"Remember when Kanye West on national television said that I hated black people? I don't hate black people. I never even think about them, ever. Yeah -- it's not in my day to day."
Implying that Bush is racist is one of Ferrell's softer shots. "You're Welcome, America," which Ferrell wrote with former "Saturday Night Live" cohort Adam McKay, fabricates a gay past for the former president as well as an "animal-like" affair with his secretary of state. It's wacky, it's weird, it's out there and it's not at all kind -- but, Ferrell explained, he felt biting satire was warranted given public opinion on the Bush presidency.
"We don't really comment on anything that didn't happen.
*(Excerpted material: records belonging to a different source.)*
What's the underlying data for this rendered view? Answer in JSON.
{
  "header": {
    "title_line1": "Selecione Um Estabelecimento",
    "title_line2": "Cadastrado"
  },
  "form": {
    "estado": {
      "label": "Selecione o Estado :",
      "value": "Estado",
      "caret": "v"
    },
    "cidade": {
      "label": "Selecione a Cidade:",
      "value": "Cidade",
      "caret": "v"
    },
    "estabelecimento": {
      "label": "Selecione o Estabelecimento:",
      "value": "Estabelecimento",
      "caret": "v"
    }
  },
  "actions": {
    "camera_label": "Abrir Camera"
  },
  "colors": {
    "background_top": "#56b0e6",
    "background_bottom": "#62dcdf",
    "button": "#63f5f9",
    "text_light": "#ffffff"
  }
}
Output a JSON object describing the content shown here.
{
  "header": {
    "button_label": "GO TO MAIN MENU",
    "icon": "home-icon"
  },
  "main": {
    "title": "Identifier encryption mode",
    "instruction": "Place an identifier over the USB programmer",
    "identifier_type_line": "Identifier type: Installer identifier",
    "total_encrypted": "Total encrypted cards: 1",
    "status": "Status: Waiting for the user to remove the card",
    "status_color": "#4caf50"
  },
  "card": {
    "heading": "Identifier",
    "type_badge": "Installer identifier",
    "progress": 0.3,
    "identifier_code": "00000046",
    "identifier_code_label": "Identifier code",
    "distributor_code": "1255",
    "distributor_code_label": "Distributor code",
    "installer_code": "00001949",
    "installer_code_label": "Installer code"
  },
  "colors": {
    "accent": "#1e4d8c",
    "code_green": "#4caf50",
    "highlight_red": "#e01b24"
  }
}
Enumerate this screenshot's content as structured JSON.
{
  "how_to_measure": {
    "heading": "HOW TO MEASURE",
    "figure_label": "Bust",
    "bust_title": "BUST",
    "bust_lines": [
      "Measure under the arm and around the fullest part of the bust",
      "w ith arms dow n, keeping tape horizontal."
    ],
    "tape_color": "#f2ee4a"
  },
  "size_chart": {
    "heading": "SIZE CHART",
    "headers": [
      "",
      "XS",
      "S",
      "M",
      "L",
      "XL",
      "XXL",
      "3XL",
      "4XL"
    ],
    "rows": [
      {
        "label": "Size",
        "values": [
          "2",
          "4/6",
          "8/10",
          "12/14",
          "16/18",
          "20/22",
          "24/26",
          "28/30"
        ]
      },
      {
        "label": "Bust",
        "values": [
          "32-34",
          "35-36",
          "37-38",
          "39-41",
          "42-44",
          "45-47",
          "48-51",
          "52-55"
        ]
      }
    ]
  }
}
In terms of sensitivity, we aren't really saying anything that isn't really a fact," he told ABCNews.com at the party following the show's premiere. "[Bush] displayed a certain attitude, and that's the attitude I convey onstage. There's a lot of material, and in some ways I look at the show and think that we held back."
Why now, after change has come to the White House and America's entered a new era? Ferrell said he sees the show as a release, closure -- like venting after a breakup.
"The comments I've gotten [about the show] is it feels like a cathartic experience," he said. "You're getting to go through the last eight years and we're commenting on things that just weren't commented on."
A spokesperson for Bush said the former president doesn't plan to see Ferrell's show and declined to comment further on it.
It's just as well. If "You're Welcome, America" is to Ferrell what an Alanis Morissette song is to an angry ex, the former president ought not to watch. It could get ugly. Funny, but ugly.